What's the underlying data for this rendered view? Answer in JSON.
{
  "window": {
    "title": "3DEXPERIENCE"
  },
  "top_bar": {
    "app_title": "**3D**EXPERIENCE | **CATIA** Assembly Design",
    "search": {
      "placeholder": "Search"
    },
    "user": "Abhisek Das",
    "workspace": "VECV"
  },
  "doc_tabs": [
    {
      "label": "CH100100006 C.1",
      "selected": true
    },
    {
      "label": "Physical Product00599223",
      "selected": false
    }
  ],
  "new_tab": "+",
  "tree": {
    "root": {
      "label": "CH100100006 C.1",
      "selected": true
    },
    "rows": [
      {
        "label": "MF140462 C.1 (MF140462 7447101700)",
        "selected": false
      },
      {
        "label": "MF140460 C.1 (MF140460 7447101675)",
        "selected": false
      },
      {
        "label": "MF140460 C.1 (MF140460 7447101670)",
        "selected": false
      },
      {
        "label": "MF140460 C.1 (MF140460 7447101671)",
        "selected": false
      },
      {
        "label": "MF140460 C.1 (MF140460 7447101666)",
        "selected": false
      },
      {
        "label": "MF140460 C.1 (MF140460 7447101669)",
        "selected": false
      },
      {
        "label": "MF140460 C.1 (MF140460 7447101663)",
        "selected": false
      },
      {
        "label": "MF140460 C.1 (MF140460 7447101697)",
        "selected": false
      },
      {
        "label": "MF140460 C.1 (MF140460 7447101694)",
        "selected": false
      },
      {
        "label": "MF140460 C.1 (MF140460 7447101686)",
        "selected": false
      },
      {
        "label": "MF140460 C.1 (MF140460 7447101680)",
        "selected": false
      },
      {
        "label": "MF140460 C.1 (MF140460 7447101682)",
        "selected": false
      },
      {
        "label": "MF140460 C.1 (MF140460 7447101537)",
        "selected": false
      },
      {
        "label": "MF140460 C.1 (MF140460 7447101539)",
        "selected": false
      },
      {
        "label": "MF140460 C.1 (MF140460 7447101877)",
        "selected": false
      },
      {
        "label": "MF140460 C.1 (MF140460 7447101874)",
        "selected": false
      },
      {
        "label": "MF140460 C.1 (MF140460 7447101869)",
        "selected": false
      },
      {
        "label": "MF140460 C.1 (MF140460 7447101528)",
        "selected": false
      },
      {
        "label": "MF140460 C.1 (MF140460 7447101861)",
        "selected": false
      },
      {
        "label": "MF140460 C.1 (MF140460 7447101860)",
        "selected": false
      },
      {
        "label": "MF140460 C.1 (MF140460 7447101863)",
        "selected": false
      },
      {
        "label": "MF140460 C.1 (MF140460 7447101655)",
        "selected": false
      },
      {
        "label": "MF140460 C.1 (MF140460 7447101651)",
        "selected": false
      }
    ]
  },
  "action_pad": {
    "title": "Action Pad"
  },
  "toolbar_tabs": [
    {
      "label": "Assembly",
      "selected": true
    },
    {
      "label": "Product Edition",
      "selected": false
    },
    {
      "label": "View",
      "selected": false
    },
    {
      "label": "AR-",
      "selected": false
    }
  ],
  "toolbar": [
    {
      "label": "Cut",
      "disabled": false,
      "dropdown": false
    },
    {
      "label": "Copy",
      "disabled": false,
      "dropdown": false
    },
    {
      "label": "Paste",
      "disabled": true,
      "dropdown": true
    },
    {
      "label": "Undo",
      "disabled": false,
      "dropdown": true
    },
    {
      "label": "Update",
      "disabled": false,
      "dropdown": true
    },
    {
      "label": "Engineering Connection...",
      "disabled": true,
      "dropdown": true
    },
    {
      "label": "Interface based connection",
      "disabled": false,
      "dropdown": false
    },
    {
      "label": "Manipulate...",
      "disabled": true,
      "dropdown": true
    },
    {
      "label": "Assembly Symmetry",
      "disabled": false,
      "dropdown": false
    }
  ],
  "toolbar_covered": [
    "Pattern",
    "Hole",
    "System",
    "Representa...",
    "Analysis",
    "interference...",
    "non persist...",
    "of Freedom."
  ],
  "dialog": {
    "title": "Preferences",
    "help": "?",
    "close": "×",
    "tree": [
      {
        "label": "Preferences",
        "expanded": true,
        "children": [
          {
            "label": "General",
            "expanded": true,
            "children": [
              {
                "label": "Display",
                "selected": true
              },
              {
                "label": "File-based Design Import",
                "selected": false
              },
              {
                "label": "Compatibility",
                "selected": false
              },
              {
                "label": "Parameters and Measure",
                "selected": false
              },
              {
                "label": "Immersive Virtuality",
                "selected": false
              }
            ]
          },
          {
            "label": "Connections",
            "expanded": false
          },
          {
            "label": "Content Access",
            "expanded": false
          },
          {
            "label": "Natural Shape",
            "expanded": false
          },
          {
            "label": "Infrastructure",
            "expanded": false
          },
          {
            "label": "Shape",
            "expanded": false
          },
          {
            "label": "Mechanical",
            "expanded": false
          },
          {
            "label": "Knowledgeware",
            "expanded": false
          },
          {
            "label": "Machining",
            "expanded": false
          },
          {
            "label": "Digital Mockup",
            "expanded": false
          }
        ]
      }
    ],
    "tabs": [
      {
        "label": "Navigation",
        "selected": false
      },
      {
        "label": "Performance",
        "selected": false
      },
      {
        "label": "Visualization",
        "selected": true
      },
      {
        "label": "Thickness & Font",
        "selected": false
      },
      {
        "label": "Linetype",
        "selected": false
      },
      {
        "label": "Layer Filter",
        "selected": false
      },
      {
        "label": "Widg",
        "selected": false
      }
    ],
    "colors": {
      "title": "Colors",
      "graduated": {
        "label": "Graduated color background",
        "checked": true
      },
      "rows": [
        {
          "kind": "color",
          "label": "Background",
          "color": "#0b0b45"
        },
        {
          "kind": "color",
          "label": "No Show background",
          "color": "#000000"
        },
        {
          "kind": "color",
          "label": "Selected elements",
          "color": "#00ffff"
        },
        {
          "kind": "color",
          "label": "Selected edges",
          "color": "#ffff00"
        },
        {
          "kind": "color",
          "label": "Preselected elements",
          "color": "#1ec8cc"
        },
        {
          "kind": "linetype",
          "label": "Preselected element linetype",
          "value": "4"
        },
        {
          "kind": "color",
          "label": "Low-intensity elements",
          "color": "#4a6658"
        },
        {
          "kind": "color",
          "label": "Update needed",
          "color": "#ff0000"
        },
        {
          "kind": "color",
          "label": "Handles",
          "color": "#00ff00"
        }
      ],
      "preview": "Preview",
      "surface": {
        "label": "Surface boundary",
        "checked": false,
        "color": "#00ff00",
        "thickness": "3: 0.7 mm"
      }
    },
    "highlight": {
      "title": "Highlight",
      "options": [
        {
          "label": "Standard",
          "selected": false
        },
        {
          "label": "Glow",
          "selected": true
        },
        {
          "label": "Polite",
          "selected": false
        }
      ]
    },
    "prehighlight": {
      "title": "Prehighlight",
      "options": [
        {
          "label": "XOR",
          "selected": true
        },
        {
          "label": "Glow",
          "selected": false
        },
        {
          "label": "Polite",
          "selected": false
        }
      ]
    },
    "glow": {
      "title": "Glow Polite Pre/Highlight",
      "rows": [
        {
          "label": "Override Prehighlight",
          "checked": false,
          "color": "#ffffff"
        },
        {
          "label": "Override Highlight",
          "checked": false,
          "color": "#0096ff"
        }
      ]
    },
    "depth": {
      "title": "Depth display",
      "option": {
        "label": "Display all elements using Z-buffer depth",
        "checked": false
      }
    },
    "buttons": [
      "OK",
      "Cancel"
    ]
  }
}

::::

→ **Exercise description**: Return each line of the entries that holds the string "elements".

→ **Answer to the problem**:
          "label": "Selected elements",
          "label": "Preselected elements",
          "label": "Low-intensity elements",
        "label": "Display all elements using Z-buffer depth",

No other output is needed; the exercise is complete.